▶ INPUT RECORDS:

--- START ---

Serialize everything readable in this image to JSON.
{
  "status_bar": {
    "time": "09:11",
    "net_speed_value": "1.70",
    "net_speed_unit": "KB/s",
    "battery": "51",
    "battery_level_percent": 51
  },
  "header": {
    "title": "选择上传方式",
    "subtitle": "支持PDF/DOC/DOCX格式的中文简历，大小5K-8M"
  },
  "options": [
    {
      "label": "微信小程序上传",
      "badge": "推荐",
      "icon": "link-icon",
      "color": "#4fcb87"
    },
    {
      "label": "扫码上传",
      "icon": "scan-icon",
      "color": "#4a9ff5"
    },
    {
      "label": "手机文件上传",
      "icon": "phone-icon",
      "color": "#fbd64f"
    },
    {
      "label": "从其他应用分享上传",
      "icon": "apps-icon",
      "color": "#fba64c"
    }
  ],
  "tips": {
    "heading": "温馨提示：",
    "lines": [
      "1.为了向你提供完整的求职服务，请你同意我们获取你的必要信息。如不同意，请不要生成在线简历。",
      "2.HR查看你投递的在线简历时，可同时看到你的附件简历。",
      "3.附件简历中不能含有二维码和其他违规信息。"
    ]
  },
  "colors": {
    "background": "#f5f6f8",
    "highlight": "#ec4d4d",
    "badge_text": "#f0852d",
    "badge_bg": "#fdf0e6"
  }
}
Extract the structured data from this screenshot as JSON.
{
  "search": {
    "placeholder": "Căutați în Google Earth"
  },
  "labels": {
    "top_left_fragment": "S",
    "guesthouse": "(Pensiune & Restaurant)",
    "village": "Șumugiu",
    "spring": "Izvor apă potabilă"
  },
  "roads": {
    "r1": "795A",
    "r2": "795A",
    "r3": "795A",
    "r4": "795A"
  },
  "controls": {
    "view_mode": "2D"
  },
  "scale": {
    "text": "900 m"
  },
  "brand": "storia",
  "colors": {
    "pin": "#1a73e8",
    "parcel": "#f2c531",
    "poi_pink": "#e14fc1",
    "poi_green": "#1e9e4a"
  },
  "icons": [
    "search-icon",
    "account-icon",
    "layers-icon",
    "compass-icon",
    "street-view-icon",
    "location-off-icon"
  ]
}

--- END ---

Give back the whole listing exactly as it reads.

▶ TASK ANSWER:
Serialize everything readable in this image to JSON.
{
  "status_bar": {
    "time": "09:11",
    "net_speed_value": "1.70",
    "net_speed_unit": "KB/s",
    "battery": "51",
    "battery_level_percent": 51
  },
  "header": {
    "title": "选择上传方式",
    "subtitle": "支持PDF/DOC/DOCX格式的中文简历，大小5K-8M"
  },
  "options": [
    {
      "label": "微信小程序上传",
      "badge": "推荐",
      "icon": "link-icon",
      "color": "#4fcb87"
    },
    {
      "label": "扫码上传",
      "icon": "scan-icon",
      "color": "#4a9ff5"
    },
    {
      "label": "手机文件上传",
      "icon": "phone-icon",
      "color": "#fbd64f"
    },
    {
      "label": "从其他应用分享上传",
      "icon": "apps-icon",
      "color": "#fba64c"
    }
  ],
  "tips": {
    "heading": "温馨提示：",
    "lines": [
      "1.为了向你提供完整的求职服务，请你同意我们获取你的必要信息。如不同意，请不要生成在线简历。",
      "2.HR查看你投递的在线简历时，可同时看到你的附件简历。",
      "3.附件简历中不能含有二维码和其他违规信息。"
    ]
  },
  "colors": {
    "background": "#f5f6f8",
    "highlight": "#ec4d4d",
    "badge_text": "#f0852d",
    "badge_bg": "#fdf0e6"
  }
}
Extract the structured data from this screenshot as JSON.
{
  "search": {
    "placeholder": "Căutați în Google Earth"
  },
  "labels": {
    "top_left_fragment": "S",
    "guesthouse": "(Pensiune & Restaurant)",
    "village": "Șumugiu",
    "spring": "Izvor apă potabilă"
  },
  "roads": {
    "r1": "795A",
    "r2": "795A",
    "r3": "795A",
    "r4": "795A"
  },
  "controls": {
    "view_mode": "2D"
  },
  "scale": {
    "text": "900 m"
  },
  "brand": "storia",
  "colors": {
    "pin": "#1a73e8",
    "parcel": "#f2c531",
    "poi_pink": "#e14fc1",
    "poi_green": "#1e9e4a"
  },
  "icons": [
    "search-icon",
    "account-icon",
    "layers-icon",
    "compass-icon",
    "street-view-icon",
    "location-off-icon"
  ]
}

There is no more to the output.